Task instructions: Would you return the full listing exactly, with nothing altered?

Data excerpts:
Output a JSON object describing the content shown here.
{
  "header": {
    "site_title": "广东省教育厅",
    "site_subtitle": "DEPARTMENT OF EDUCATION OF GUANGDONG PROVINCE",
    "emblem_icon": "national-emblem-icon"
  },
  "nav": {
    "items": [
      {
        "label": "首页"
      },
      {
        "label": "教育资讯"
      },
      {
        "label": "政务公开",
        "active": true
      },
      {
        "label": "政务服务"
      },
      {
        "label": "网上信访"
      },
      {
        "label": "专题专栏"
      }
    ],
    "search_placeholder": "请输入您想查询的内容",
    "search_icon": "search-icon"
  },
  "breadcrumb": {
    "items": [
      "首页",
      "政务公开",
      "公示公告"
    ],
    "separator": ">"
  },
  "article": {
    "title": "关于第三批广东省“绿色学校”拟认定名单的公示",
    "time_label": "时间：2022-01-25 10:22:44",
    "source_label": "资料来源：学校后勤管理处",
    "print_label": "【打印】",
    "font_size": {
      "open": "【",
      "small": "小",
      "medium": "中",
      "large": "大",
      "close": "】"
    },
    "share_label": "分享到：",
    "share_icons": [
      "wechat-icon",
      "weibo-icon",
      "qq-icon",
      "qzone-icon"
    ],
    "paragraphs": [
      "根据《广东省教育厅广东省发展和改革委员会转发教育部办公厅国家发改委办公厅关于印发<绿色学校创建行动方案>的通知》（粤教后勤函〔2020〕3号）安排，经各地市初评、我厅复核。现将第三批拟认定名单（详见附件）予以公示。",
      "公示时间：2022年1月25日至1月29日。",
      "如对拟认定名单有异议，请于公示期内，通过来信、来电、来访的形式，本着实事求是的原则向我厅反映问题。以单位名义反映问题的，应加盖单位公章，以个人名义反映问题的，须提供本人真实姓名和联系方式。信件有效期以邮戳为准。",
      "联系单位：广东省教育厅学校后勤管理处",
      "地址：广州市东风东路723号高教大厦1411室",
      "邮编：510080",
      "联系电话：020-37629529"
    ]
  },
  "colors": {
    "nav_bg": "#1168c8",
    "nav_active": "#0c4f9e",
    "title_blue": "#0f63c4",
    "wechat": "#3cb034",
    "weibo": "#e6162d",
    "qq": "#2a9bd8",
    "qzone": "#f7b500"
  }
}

Written solution:
Output a JSON object describing the content shown here.
{
  "header": {
    "site_title": "广东省教育厅",
    "site_subtitle": "DEPARTMENT OF EDUCATION OF GUANGDONG PROVINCE",
    "emblem_icon": "national-emblem-icon"
  },
  "nav": {
    "items": [
      {
        "label": "首页"
      },
      {
        "label": "教育资讯"
      },
      {
        "label": "政务公开",
        "active": true
      },
      {
        "label": "政务服务"
      },
      {
        "label": "网上信访"
      },
      {
        "label": "专题专栏"
      }
    ],
    "search_placeholder": "请输入您想查询的内容",
    "search_icon": "search-icon"
  },
  "breadcrumb": {
    "items": [
      "首页",
      "政务公开",
      "公示公告"
    ],
    "separator": ">"
  },
  "article": {
    "title": "关于第三批广东省“绿色学校”拟认定名单的公示",
    "time_label": "时间：2022-01-25 10:22:44",
    "source_label": "资料来源：学校后勤管理处",
    "print_label": "【打印】",
    "font_size": {
      "open": "【",
      "small": "小",
      "medium": "中",
      "large": "大",
      "close": "】"
    },
    "share_label": "分享到：",
    "share_icons": [
      "wechat-icon",
      "weibo-icon",
      "qq-icon",
      "qzone-icon"
    ],
    "paragraphs": [
      "根据《广东省教育厅广东省发展和改革委员会转发教育部办公厅国家发改委办公厅关于印发<绿色学校创建行动方案>的通知》（粤教后勤函〔2020〕3号）安排，经各地市初评、我厅复核。现将第三批拟认定名单（详见附件）予以公示。",
      "公示时间：2022年1月25日至1月29日。",
      "如对拟认定名单有异议，请于公示期内，通过来信、来电、来访的形式，本着实事求是的原则向我厅反映问题。以单位名义反映问题的，应加盖单位公章，以个人名义反映问题的，须提供本人真实姓名和联系方式。信件有效期以邮戳为准。",
      "联系单位：广东省教育厅学校后勤管理处",
      "地址：广州市东风东路723号高教大厦1411室",
      "邮编：510080",
      "联系电话：020-37629529"
    ]
  },
  "colors": {
    "nav_bg": "#1168c8",
    "nav_active": "#0c4f9e",
    "title_blue": "#0f63c4",
    "wechat": "#3cb034",
    "weibo": "#e6162d",
    "qq": "#2a9bd8",
    "qzone": "#f7b500"
  }
}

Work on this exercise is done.